Not satisfied with 3 challenges, 5 listening exercises and an hour of Spanish radio a day, I was wondering about some learning while you sleep methods I’ve seen? (I really, really want to get fluent!). Could I use one of these to complement the SSiS course do you think or could it cause a conflict? Had a quick listen to one on youtube just now and it sounded ok, although the lady’s voice was irritating I guess that wouldn’t bother me if I was asleep.
Does anyone know if they work? Would welcome any thoughts or experience if anyone has some.
My only hesitation at the moment is the part I listened to was teaching “I need to” with the translation being “tengo que” - obviously a slight difference but not sure how much that would matter?
I remain to be convinced Nikki, but I guess it could be in interesting experiment. I started off in Spanish in a sleep deprived state and still managed to learn stuff, so perhaps actually being asleep could work. As I say though, I’ll let you try it and report back!
There are absolutely ZERO reputable studies I’m aware of that show ANY benefits at all to any kind of ‘during sleep’ learning.
In fact, it’s far more likely to have a negative impact than anything else - because one thing we do know very clearly is that good sleep is hugely important in the process of memory formation and consolidation - so if your sleep is interrupted at all, your learning will be less successful.
I’m not doing spanish yet, but like following this discussion. If you want to keep your attention and mental abilities agile and tip-top, then I was at a scientific conference recently and some of the quack things about smoothies and the rest may not be so wacky. Flavanoids, found in cocoa, berries and other fruits really can have a dramatic effect on attention, memory recall and general cognitive function by increasing production of nitric oxide and improving blood flows etc etc. Lots of studies now in this area - so if you’re starting to wane late in the day, then a drink with lots of cocoa or with rasperries, blueberries or even plain old orange juice are supposed to have quite an effect. I’m a cynical scientist as a rule, but who knows - it certainly sounds convincing when you hear the data and the results from various trials where volunteers were monitored with a barrage of tests and monitored using CAT scans etc.
Interesting. I seem to take things in from the Challenges best when out for a walk, but that is more like an extended period of relaxed ambling most of the time! I sometimes get out of breath climbing up a modest incline - does that count?

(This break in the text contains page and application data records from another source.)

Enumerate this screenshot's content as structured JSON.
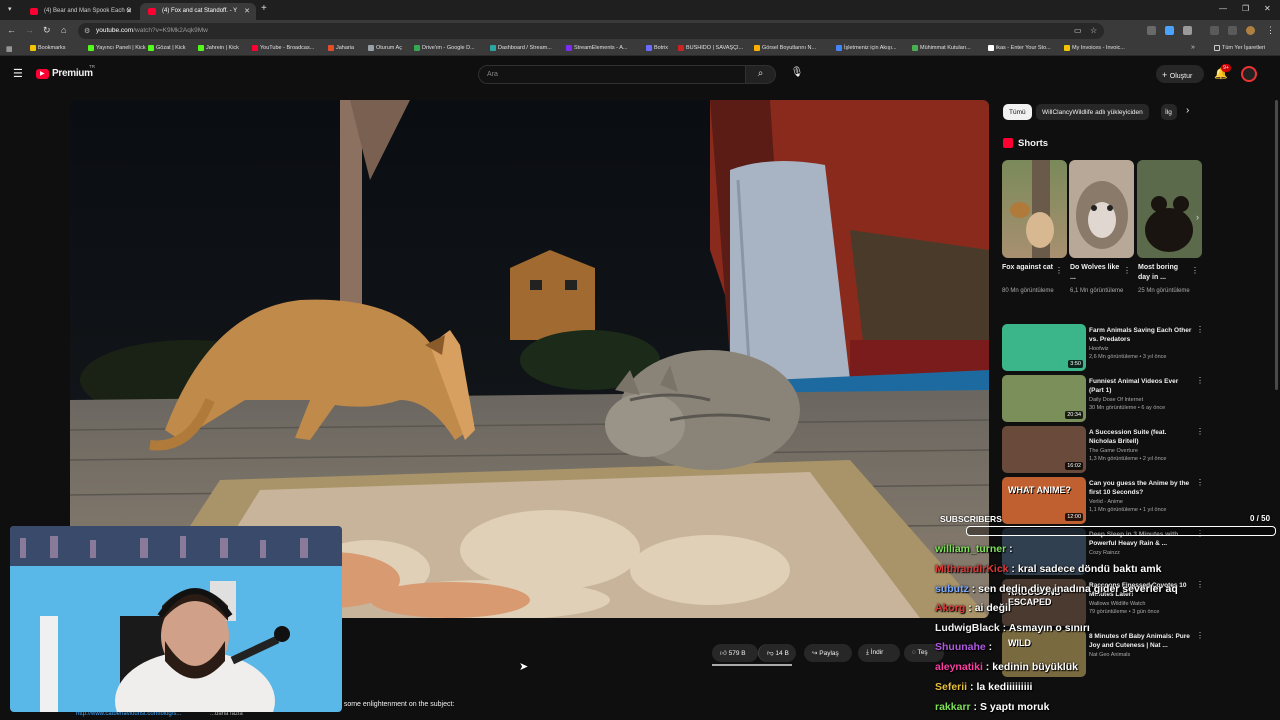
{
  "browser": {
    "tabs": [
      {
        "title": "(4) Bear and Man Spook Each O",
        "active": false
      },
      {
        "title": "(4) Fox and cat Standoff. - Y",
        "active": true
      }
    ],
    "new_tab": "+",
    "url_host": "youtube.com",
    "url_path": "/watch?v=K9Mk2Aqk9Mw",
    "bookmarks": [
      {
        "label": "Bookmarks",
        "color": "#f5c400"
      },
      {
        "label": "Yayıncı Paneli | Kick",
        "color": "#53fc18"
      },
      {
        "label": "Gözat | Kick",
        "color": "#53fc18"
      },
      {
        "label": "Jahrein | Kick",
        "color": "#53fc18"
      },
      {
        "label": "YouTube - Broadcas...",
        "color": "#ff0033"
      },
      {
        "label": "Jaharia",
        "color": "#e04e2a"
      },
      {
        "label": "Oturum Aç",
        "color": "#9aa0a6"
      },
      {
        "label": "Drive'ım - Google D...",
        "color": "#34a853"
      },
      {
        "label": "Dashboard / Stream...",
        "color": "#2aa5a0"
      },
      {
        "label": "StreamElements - A...",
        "color": "#7b2cf5"
      },
      {
        "label": "Botrix",
        "color": "#6b6bff"
      },
      {
        "label": "BUSHIDO | SAVAŞÇI...",
        "color": "#c22"
      },
      {
        "label": "Görsel Boyutlarını N...",
        "color": "#ffb000"
      },
      {
        "label": "İşletmeniz için Akışı...",
        "color": "#4285f4"
      },
      {
        "label": "Mühimmat Kutuları...",
        "color": "#4caf50"
      },
      {
        "label": "ikas - Enter Your Sto...",
        "color": "#ffffff"
      },
      {
        "label": "My Invoices - Invoic...",
        "color": "#f5c400"
      }
    ],
    "all_bookmarks": "Tüm Yer İşaretleri"
  },
  "header": {
    "logo_text": "Premium",
    "logo_sup": "TR",
    "search_placeholder": "Ara",
    "create_label": "Oluştur",
    "notif_count": "9+"
  },
  "chips": [
    {
      "label": "Tümü",
      "active": true
    },
    {
      "label": "WillClancyWildlife adlı yükleyiciden",
      "active": false
    },
    {
      "label": "İlg",
      "active": false
    }
  ],
  "shorts": {
    "heading": "Shorts",
    "items": [
      {
        "title": "Fox against cat",
        "views": "80 Mn görüntüleme"
      },
      {
        "title": "Do Wolves like ...",
        "views": "6,1 Mn görüntüleme"
      },
      {
        "title": "Most boring day in ...",
        "views": "25 Mn görüntüleme"
      }
    ]
  },
  "related": [
    {
      "title": "Farm Animals Saving Each Other vs. Predators",
      "channel": "Hoofwiz",
      "meta": "2,6 Mn görüntüleme • 3 yıl önce",
      "duration": "3:50",
      "color": "#3bb58a"
    },
    {
      "title": "Funniest Animal Videos Ever (Part 1)",
      "channel": "Daily Dose Of Internet",
      "meta": "30 Mn görüntüleme • 6 ay önce",
      "duration": "20:34",
      "color": "#7a8f5a"
    },
    {
      "title": "A Succession Suite (feat. Nicholas Britell)",
      "channel": "The Game Overture",
      "meta": "1,3 Mn görüntüleme • 2 yıl önce",
      "duration": "16:02",
      "color": "#6a4a3a"
    },
    {
      "title": "Can you guess the Anime by the first 10 Seconds?",
      "channel": "Verlid - Anime",
      "meta": "1,1 Mn görüntüleme • 1 yıl önce",
      "duration": "12:00",
      "color": "#c06030",
      "overlay": "WHAT ANIME?"
    },
    {
      "title": "Deep Sleep in 3 Minutes with Powerful Heavy Rain & ...",
      "channel": "Cozy Rainzz",
      "meta": "",
      "duration": "",
      "color": "#304050"
    },
    {
      "title": "Raccoons Finessed Coyotes 10 Minutes Later!",
      "channel": "Wallows Wildlife Watch",
      "meta": "79 görüntüleme • 3 gün önce",
      "duration": "",
      "color": "#4a3a30",
      "overlay": "RACCOONS ESCAPED"
    },
    {
      "title": "8 Minutes of Baby Animals: Pure Joy and Cuteness | Nat ...",
      "channel": "Nat Geo Animals",
      "meta": "",
      "duration": "",
      "color": "#7a6a40",
      "overlay": "WILD"
    }
  ],
  "actions": {
    "like": "579 B",
    "dislike": "14 B",
    "share": "Paylaş",
    "download": "İndir",
    "thanks": "Teş"
  },
  "description": {
    "link": "http://www.catbehaviourist.com/blog/s...",
    "more": "...daha fazla",
    "snippet": "e is some enlightenment on the subject:"
  },
  "stream_overlay": {
    "subs_label": "SUBSCRIBERS",
    "subs_count": "0 / 50",
    "chat": [
      {
        "user": "william_turner",
        "user_color": "#7fe05a",
        "msg": ""
      },
      {
        "user": "MithrandirKick",
        "user_color": "#e03a3a",
        "msg": "kral sadece döndü baktı amk"
      },
      {
        "user": "subutz",
        "user_color": "#7aa8ff",
        "msg": "sen dedin diye inadına gider severler aq"
      },
      {
        "user": "Akorg",
        "user_color": "#e03a3a",
        "msg": "ai değil"
      },
      {
        "user": "LudwigBlack",
        "user_color": "#f1f1f1",
        "msg": "Asmayın o sınırı"
      },
      {
        "user": "Shuunahe",
        "user_color": "#b05ae0",
        "msg": ""
      },
      {
        "user": "aleynatiki",
        "user_color": "#ff3ea5",
        "msg": "kedinin büyüklük"
      },
      {
        "user": "Seferii",
        "user_color": "#e8c040",
        "msg": "la kediiiiiiiii"
      },
      {
        "user": "rakkarr",
        "user_color": "#7fe05a",
        "msg": "S yaptı moruk"
      }
    ]
  }
}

I don’t think it would hurt. Certainly not going to help you if you are not already involved in some Spanish language learning though as I would guess your subconscious won’t pick up on anything otherwise. Best thing to become fluent is to simply read 10/15 minuets a day of Spanish interviews, something your interested in preferably. This is because that’s when you can get to grips with the language as it is spoken and experience the language in common usage. Try not to use a dictionary unless is the word is central to the overall meaning of the sentence. You’ll get the jist of things but the continuity of that daily reading will transform your Spanish.
There’s probably zero correlation between the two but I would listen to Welsh podcasts and records while sleeping at bootcamp. Several months after the experience I noticed I was better able to understand spoken Welsh; i.e. I could follow conversations and figure out the meaning of some words in context.
Of course, that likely could be due to Bootcamp itself. I’m interested in whether I could replicate the result with Spanish.